Back on February 3, Iran denied travel visas for the US team for the Feb. 16-17 tournament, hosted in the Iranian city of Kermanshah. The move was seen as retaliation against US President Donald Trump’s immigrant and refugee ban that blocked entry into the US by anyone from seven Muslim-majority countries that have been associated with terrorist activity, including Iran.
But within days, Iran changed its mind. A Foreign Ministry spokesman said the ban was lifted after Trump's "discriminative restrictions" on Iranian nationals traveling to the US were suspended by a federal judge. The reversal also followed requests from both Iranian and American wrestling federations.
“We’re prepared, we’re set to go,” says Bill Zadick, the national freestyle coach of USA Wrestling and the head coach of the team going to World Cup.
“When I heard that we were initially denied, it was disappointing. But the diplomacy of the Iranian Wrestling Federation going to their government and lobbying on our behalf worked well and I believe that the Iranian government themselves understand the significance of our sport to their own culture. So I think they want to have us.”
He adds that Iran and the US have a wrestling partnership that “transcends politics.”
USA Wrestling’s director Rich Bender echoed that. “This tour continues a long history of goodwill and cooperation between the United States and Iran through wrestling, which is an impressive example of diplomacy between the people of these nations through sport."
Coach Zadick has been a part of that history. He competed in the 2001 Takhti Cup in Iran as an athlete and has traveled with teams to Iran over the years. USA Wrestling has been in Iran to compete 15 times since the 1979 Iranian Revolution, while Iranians have come to the US as guests of USA Wrestling 16 times since the 1990s.
As the US athletes head for Iran, Zadick says it helps for them to understand that wrestling is one of Iran’s national sports and that wrestling fans there are well-educated about wrestling's top talents. “They know who’s coming. The World Cup is the top eight teams in the world, so the Iranian fans will know every athlete from every country. It makes it a great environment for us.”
Zadick recalled a scene in Tehran when 17,000 fans crammed into a wrestling arena meant to hold 13,000: “It was an amazing crowd with amazing energy.”
The 13 US athletes will face stiff competition in this World Cup. They are joined in Pool A by the world’s top teams, namely Russia, Azerbaijan and Georgia.

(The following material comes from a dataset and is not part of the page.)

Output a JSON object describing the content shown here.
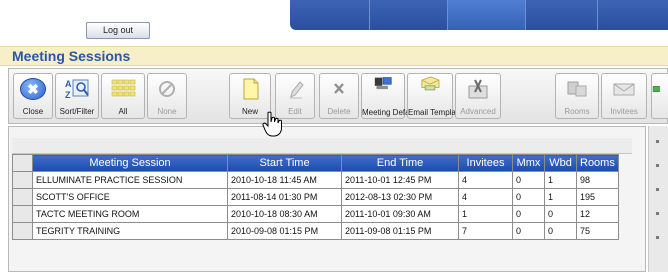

Pool B features teams from Iran, Turkey, India and Mongolia. Winners of each pool face off in the championship match.
As the controversial US travel ban and Iran’s tit-for-tat denial of team visas illustrates, politics does sometimes intrude on the world of sports. But rather than a political adversary, Zadick says he sees Iran as a partner. "I think focusing on our similarities across the globe is how we are going to produce a better world and more unity, and so for my team and for what I'm doing, I'm focusing on that."
Of course, putting aside politics isn’t enough. As head coach he also needs to focus on the competition.
“Each of us wants to win. When you step on the mat and the whistle blows their athletes fight hard and we fight hard, I think there's a lot of mutual respect because of that. You always know you're going to see fierce competition.”